If you work for a company that does web sites, and this company passes a threshold of, let’s say two dozen employees, chances are that these people are divided into departments with distinct specialities. Typically, the division follows the lines of ‘designers’ and ‘developers’, also people who create concepts and do project management, accounting, etc. - but let’s focus on designers and developers. Chances also are that this company follows the inevitable path of the waterfall more or less (even if they claim not to), i.e. some one writes down the requirements of the client, hands this over to the guy who writes a concept, passing the ball to the designer who takes the wireframes and creates the graphical presentation. At the end of the chain there is the developer with the honorable duty to write code that hopefully meets the expectation of a client.
The upside of this concept is that the reporting lines are clear: the designer reports to an art director (i.e. a guy who is superior in design skills and does management), and the developer reports to a technical director (you know).
The downside is pretty much everything else. Projects tend to last longer than they need to, the result is not as good as it could have been, format conversions all along the way and at the end of the day no one is really happy with what was achieved.
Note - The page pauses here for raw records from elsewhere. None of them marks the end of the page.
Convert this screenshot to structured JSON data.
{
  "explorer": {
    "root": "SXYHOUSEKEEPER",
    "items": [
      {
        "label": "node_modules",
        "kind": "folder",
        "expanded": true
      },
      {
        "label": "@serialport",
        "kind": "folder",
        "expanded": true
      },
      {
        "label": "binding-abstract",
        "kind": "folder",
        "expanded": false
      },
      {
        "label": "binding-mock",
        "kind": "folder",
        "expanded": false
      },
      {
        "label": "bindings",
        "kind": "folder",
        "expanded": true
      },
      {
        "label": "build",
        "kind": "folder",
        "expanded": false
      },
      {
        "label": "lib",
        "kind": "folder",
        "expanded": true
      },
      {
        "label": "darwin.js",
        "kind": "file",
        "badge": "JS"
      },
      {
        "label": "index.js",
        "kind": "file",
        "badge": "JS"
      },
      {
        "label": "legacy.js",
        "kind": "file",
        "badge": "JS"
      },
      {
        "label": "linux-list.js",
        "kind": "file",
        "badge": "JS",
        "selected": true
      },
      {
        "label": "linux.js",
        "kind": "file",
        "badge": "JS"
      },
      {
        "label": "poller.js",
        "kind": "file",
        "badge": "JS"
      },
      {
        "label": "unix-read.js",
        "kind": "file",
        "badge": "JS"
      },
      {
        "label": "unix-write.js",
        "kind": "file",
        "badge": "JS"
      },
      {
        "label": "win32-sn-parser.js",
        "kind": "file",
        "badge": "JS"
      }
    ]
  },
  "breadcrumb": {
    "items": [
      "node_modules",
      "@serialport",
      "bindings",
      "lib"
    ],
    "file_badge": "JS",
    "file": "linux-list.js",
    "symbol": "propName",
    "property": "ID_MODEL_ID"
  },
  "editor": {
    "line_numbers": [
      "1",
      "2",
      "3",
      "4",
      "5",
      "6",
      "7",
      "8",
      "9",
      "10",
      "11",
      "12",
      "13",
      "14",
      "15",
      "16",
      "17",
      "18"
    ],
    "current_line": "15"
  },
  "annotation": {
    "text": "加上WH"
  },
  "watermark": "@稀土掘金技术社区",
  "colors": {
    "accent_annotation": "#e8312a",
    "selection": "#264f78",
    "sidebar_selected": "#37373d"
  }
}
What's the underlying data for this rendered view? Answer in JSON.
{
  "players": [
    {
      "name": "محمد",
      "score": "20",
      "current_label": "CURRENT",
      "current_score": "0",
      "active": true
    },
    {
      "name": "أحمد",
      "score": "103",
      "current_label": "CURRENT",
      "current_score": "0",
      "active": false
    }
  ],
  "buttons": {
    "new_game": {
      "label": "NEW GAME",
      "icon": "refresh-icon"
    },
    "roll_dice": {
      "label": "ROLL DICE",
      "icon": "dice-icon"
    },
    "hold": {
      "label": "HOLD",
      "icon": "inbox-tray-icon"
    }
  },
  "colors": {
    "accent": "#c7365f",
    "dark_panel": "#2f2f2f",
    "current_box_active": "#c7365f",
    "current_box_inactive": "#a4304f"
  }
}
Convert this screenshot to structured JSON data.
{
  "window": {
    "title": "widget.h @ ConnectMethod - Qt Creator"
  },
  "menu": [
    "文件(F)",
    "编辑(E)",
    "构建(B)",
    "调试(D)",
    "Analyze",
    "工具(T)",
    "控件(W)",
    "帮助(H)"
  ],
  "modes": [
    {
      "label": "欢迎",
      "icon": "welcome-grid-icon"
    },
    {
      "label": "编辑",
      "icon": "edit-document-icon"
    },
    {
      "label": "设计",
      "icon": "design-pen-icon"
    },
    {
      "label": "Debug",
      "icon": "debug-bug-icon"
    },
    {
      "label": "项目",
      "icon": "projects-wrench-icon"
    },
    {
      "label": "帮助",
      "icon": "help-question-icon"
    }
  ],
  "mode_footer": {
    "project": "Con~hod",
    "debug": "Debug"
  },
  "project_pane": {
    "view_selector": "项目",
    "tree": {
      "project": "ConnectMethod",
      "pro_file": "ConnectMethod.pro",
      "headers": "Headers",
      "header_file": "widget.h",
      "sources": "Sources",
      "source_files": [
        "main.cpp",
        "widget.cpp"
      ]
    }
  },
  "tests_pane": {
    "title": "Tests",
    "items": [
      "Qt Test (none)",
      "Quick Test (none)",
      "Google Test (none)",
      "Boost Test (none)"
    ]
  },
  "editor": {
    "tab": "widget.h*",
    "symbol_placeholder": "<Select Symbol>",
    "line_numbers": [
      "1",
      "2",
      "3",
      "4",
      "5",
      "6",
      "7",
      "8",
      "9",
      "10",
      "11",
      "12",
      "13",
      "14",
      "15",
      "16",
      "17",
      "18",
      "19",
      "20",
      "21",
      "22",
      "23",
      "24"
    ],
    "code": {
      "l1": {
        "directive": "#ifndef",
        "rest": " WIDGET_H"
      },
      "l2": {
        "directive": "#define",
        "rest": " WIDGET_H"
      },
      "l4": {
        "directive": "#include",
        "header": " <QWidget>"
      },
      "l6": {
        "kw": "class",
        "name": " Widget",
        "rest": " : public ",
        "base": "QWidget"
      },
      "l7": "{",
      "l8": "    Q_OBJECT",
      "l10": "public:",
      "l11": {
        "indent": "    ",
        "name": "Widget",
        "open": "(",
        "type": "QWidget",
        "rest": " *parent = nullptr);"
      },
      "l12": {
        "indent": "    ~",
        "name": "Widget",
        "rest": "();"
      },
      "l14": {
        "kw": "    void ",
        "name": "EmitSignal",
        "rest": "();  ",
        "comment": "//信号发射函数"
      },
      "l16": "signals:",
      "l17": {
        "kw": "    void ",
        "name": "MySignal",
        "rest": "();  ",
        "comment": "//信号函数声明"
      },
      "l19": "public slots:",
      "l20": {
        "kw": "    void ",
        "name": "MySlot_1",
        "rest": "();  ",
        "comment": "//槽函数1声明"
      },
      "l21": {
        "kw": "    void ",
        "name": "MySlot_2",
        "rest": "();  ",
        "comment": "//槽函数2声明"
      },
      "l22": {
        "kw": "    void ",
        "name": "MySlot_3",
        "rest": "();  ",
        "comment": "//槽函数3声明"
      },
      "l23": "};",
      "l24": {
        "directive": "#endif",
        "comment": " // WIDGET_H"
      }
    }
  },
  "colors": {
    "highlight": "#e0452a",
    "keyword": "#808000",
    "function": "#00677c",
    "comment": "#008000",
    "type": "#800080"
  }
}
In the worst case it ends up with something that nobody wanted.
One possible countermeasure is to put all the people in this process into one room for a given time (including the client), apply some agile development magic and hope for the best. Yes, this may help, but this doesn’t address the main problem that arises from the distinction of the job description - devs are devs and artists are artists.
Meet the devigner - the person who does design and development.
Once you allow a mindset in which a developer understands that we left ASCII graphics on a VT-52 terminal for a reason (and I say that with deepest regrets) and the designer understands the implications that his art imposes on the code monkey you become a devigner. As Mark Otto puts it in his awesome blog post: designer and developer roles are a spectrum. People who are doing design and development equally well may be rare, but an equal proportion of these skills is not important as long as you are aware of your position in the spectrum.
The devigner concept doesn’t come up naturally because our web development flow is broken. We simply lack the proper tools to support devigners. We should “stop drawing dead fish” as Bret Victor points out (also watch Inventing on principle, worth every second!), implying that we are still in a computer stone age of doing graphics in one application and adding code in the other instead of doing a form of art that these machines could enable us to do.
Becoming a devigner won’t be straight forward as neither your manager or your company will support this right off the bat (they made departments for a reason, right?). It may mean you have to do side projects (or side-side projects) as Sacha Greif puts it, i.e. selecting small projects for yourself and just do it.
Still there are early devigners paving the way for the rest of us, raising awareness of these issues and slowely but surely create the need for tools and different ways of thinking.